We started class Friday by reading about Olympians and thinking about how their journeys might be similar to readers' reading journeys. Remember that your task was to highlight or circle words or phrases that were written about athletes but could also apply to the reading process. I walked around and noted on a sticky the most common highlights I saw:
The biggest word on the Wordle -- and therefore, the word that came up most often on your papers -- is commitment. It's an appropriate choice, given that we then focused our talk on committing to reading goals. As M. pointed out, it's easy to put off reading, but if you commit, then you have to fulfill a commitment.
Everyone should have his/her first reading goal ready to roll. We'll add them to your planners for September, and at the end of the month, we'll work together to figure out what worked, how you need support (help with your schedule, book recommendations, a reading buddy, etc.), and what a revised October goal should be.
In the meantime, if your biggest obstacle is finding the time to read (this is the most common obstacle I hear), check out your tips for COMMITTING time to reading:
- Read on the bus home from school (if you're on a quiet bus!)
- Read on the bus on the way to school (ditto)
- Read for a half hour after school
- Read in the car on the way to tournaments
- If you get carsick, listen to a book on CD/iPod
- Go up to bed a half hour early and read
- Read during Study Center (my Study Center is always quiet)
- Have a friend, family member, or teacher to check in with -- tell them how many pages you'll read a certain night or week, and have them follow up with you
- Partner up with a friend to read the same book -- the mini-book club will hold you responsible for reading
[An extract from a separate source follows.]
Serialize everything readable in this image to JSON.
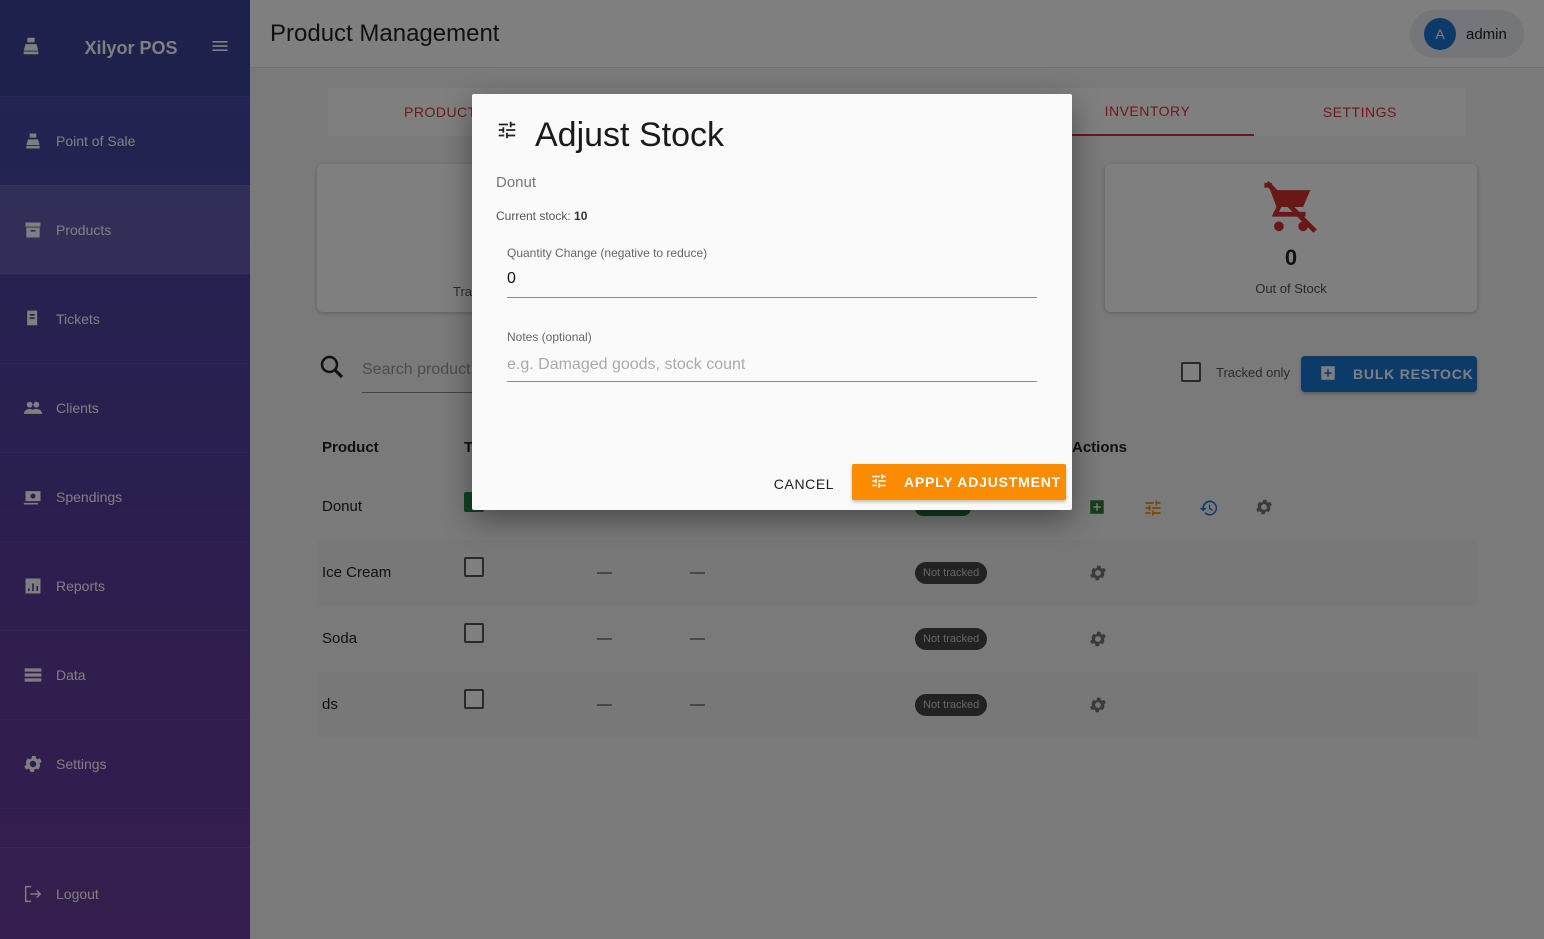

- Cut back on TV or video games. Notice that I didn't say to cut them out completely (depending on your household rules!), but reconsider your use of time. I compare it to eating chocolate cake. Boy would I LOVE to eat a whole chocolate cake -- it would taste great at the time, but then afterward, I know that I wouldn't feel great (and if I did it all the time, it would be bad for my health!). I'm sure it's fun to play four hours of video games, but I also bet afterwards, you feel groggy and out of it. All cake and screen time in moderation. Do something good for your brain, too (read) :)